Web page and app entries
== Segment start ==

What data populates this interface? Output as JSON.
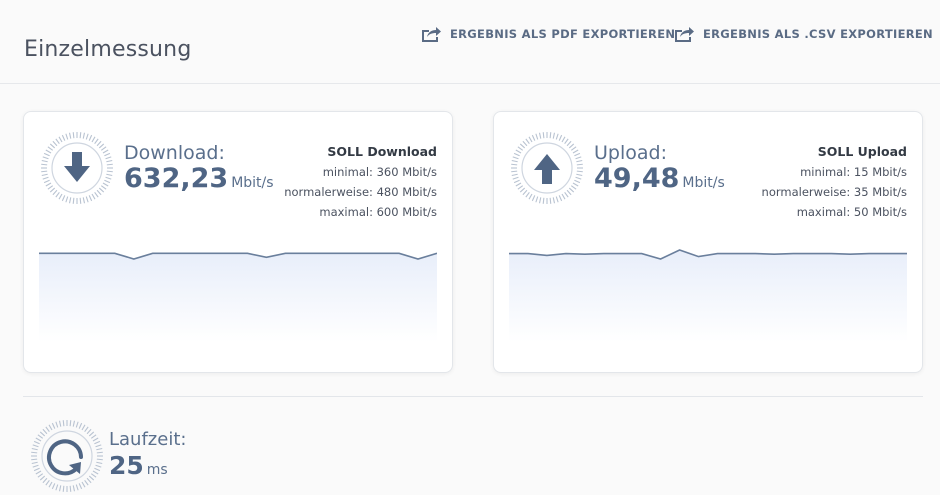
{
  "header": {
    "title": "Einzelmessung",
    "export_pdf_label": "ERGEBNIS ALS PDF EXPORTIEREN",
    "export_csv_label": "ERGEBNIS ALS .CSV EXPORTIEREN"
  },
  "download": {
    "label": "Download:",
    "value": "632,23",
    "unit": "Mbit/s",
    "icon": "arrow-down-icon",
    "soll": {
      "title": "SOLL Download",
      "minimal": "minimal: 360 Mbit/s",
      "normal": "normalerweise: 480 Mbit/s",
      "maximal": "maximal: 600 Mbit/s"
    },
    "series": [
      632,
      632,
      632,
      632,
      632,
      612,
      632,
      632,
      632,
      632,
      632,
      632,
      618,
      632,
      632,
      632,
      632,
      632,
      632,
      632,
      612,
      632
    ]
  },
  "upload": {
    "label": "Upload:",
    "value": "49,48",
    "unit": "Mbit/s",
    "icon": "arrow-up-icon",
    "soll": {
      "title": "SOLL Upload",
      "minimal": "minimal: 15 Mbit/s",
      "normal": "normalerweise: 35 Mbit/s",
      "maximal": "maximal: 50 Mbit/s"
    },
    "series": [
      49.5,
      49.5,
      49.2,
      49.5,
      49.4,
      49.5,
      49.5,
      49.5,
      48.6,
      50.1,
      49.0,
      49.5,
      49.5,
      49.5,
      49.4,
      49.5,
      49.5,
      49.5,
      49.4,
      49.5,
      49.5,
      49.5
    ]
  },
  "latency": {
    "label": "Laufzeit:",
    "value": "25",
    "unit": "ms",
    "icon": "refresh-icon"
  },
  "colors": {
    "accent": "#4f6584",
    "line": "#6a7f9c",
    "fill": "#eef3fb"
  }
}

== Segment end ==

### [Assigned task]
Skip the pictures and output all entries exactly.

### [Answer for the task]
What data populates this interface? Output as JSON.
{
  "header": {
    "title": "Einzelmessung",
    "export_pdf_label": "ERGEBNIS ALS PDF EXPORTIEREN",
    "export_csv_label": "ERGEBNIS ALS .CSV EXPORTIEREN"
  },
  "download": {
    "label": "Download:",
    "value": "632,23",
    "unit": "Mbit/s",
    "icon": "arrow-down-icon",
    "soll": {
      "title": "SOLL Download",
      "minimal": "minimal: 360 Mbit/s",
      "normal": "normalerweise: 480 Mbit/s",
      "maximal": "maximal: 600 Mbit/s"
    },
    "series": [
      632,
      632,
      632,
      632,
      632,
      612,
      632,
      632,
      632,
      632,
      632,
      632,
      618,
      632,
      632,
      632,
      632,
      632,
      632,
      632,
      612,
      632
    ]
  },
  "upload": {
    "label": "Upload:",
    "value": "49,48",
    "unit": "Mbit/s",
    "icon": "arrow-up-icon",
    "soll": {
      "title": "SOLL Upload",
      "minimal": "minimal: 15 Mbit/s",
      "normal": "normalerweise: 35 Mbit/s",
      "maximal": "maximal: 50 Mbit/s"
    },
    "series": [
      49.5,
      49.5,
      49.2,
      49.5,
      49.4,
      49.5,
      49.5,
      49.5,
      48.6,
      50.1,
      49.0,
      49.5,
      49.5,
      49.5,
      49.4,
      49.5,
      49.5,
      49.5,
      49.4,
      49.5,
      49.5,
      49.5
    ]
  },
  "latency": {
    "label": "Laufzeit:",
    "value": "25",
    "unit": "ms",
    "icon": "refresh-icon"
  },
  "colors": {
    "accent": "#4f6584",
    "line": "#6a7f9c",
    "fill": "#eef3fb"
  }
}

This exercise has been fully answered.